*What you need to do*. Wherever an image appears in the entries, drop it and reproduce everything else exactly.
::::::::
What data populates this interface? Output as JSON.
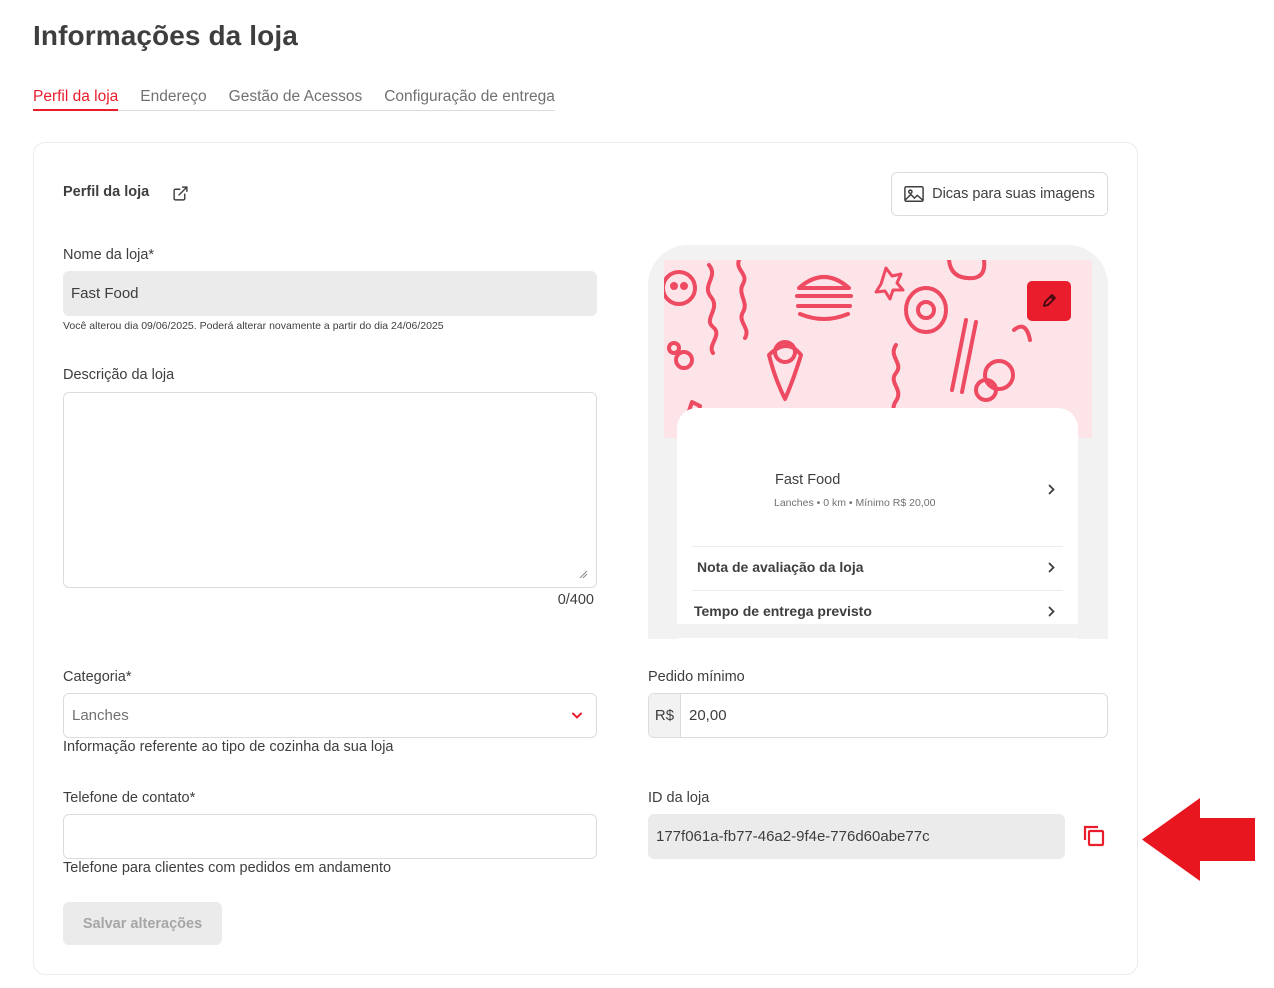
{
  "page": {
    "title": "Informações da loja"
  },
  "tabs": [
    {
      "label": "Perfil da loja",
      "active": true
    },
    {
      "label": "Endereço",
      "active": false
    },
    {
      "label": "Gestão de Acessos",
      "active": false
    },
    {
      "label": "Configuração de entrega",
      "active": false
    }
  ],
  "section": {
    "title": "Perfil da loja",
    "tips_button": "Dicas para suas imagens"
  },
  "store_name": {
    "label": "Nome da loja*",
    "value": "Fast Food",
    "note": "Você alterou dia 09/06/2025. Poderá alterar novamente a partir do dia 24/06/2025"
  },
  "description": {
    "label": "Descrição da loja",
    "value": "",
    "counter": "0/400"
  },
  "category": {
    "label": "Categoria*",
    "selected": "Lanches",
    "helper": "Informação referente ao tipo de cozinha da sua loja"
  },
  "phone": {
    "label": "Telefone de contato*",
    "value": "",
    "helper": "Telefone para clientes com pedidos em andamento"
  },
  "min_order": {
    "label": "Pedido mínimo",
    "prefix": "R$",
    "value": "20,00"
  },
  "store_id": {
    "label": "ID da loja",
    "value": "177f061a-fb77-46a2-9f4e-776d60abe77c"
  },
  "save_button": "Salvar alterações",
  "preview": {
    "store_name": "Fast Food",
    "meta": "Lanches • 0 km • Mínimo R$ 20,00",
    "rows": [
      "Nota de avaliação da loja",
      "Tempo de entrega previsto"
    ]
  },
  "colors": {
    "accent": "#ea1d2c",
    "text": "#3e3e3e",
    "muted": "#717171",
    "disabled_bg": "#ebebeb",
    "banner_bg": "#fde4e8",
    "arrow": "#e8171f"
  },
  "icons": {
    "external_link": "external-link-icon",
    "image": "image-icon",
    "edit": "pencil-icon",
    "copy": "copy-icon",
    "select_arrow": "chevron-down-icon",
    "row_arrow": "chevron-right-icon"
  }
}
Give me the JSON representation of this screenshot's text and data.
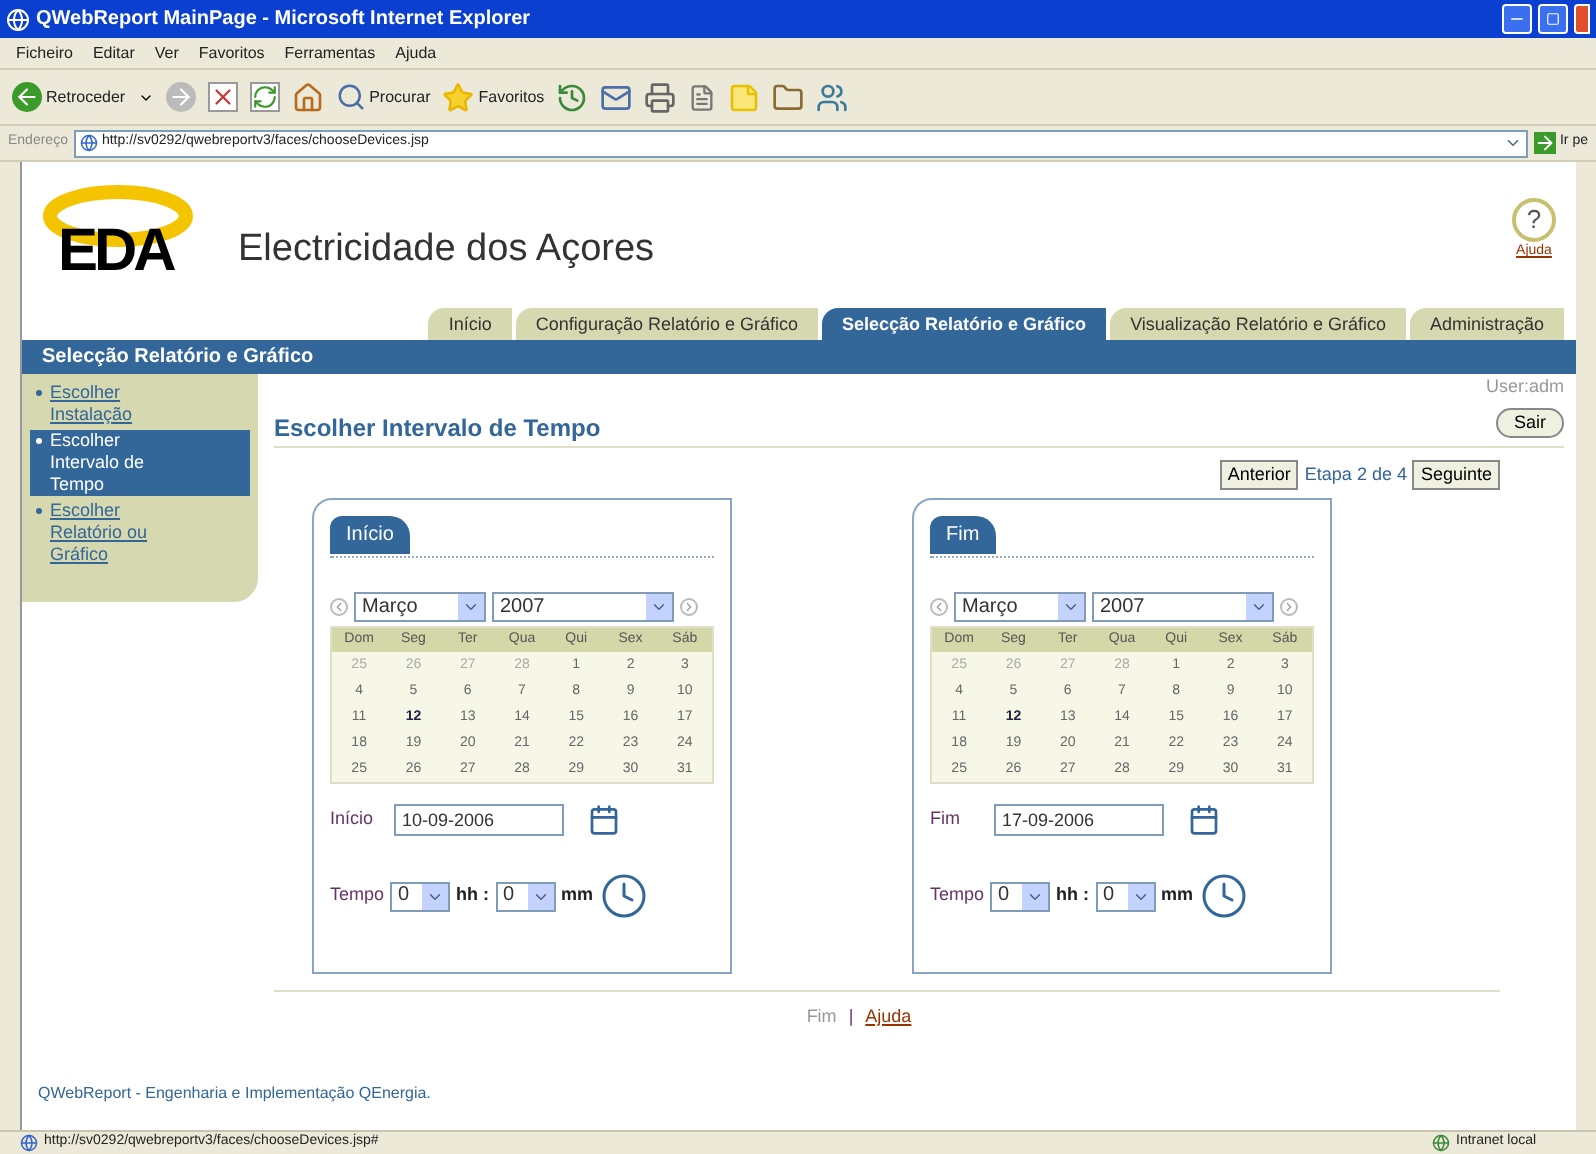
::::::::
*Response*.
What data populates this interface? Output as JSON.
{
  "page": {
    "title": "Informações da loja"
  },
  "tabs": [
    {
      "label": "Perfil da loja",
      "active": true
    },
    {
      "label": "Endereço",
      "active": false
    },
    {
      "label": "Gestão de Acessos",
      "active": false
    },
    {
      "label": "Configuração de entrega",
      "active": false
    }
  ],
  "section": {
    "title": "Perfil da loja",
    "tips_button": "Dicas para suas imagens"
  },
  "store_name": {
    "label": "Nome da loja*",
    "value": "Fast Food",
    "note": "Você alterou dia 09/06/2025. Poderá alterar novamente a partir do dia 24/06/2025"
  },
  "description": {
    "label": "Descrição da loja",
    "value": "",
    "counter": "0/400"
  },
  "category": {
    "label": "Categoria*",
    "selected": "Lanches",
    "helper": "Informação referente ao tipo de cozinha da sua loja"
  },
  "phone": {
    "label": "Telefone de contato*",
    "value": "",
    "helper": "Telefone para clientes com pedidos em andamento"
  },
  "min_order": {
    "label": "Pedido mínimo",
    "prefix": "R$",
    "value": "20,00"
  },
  "store_id": {
    "label": "ID da loja",
    "value": "177f061a-fb77-46a2-9f4e-776d60abe77c"
  },
  "save_button": "Salvar alterações",
  "preview": {
    "store_name": "Fast Food",
    "meta": "Lanches • 0 km • Mínimo R$ 20,00",
    "rows": [
      "Nota de avaliação da loja",
      "Tempo de entrega previsto"
    ]
  },
  "colors": {
    "accent": "#ea1d2c",
    "text": "#3e3e3e",
    "muted": "#717171",
    "disabled_bg": "#ebebeb",
    "banner_bg": "#fde4e8",
    "arrow": "#e8171f"
  },
  "icons": {
    "external_link": "external-link-icon",
    "image": "image-icon",
    "edit": "pencil-icon",
    "copy": "copy-icon",
    "select_arrow": "chevron-down-icon",
    "row_arrow": "chevron-right-icon"
  }
}
Give me the JSON representation of this screenshot's text and data.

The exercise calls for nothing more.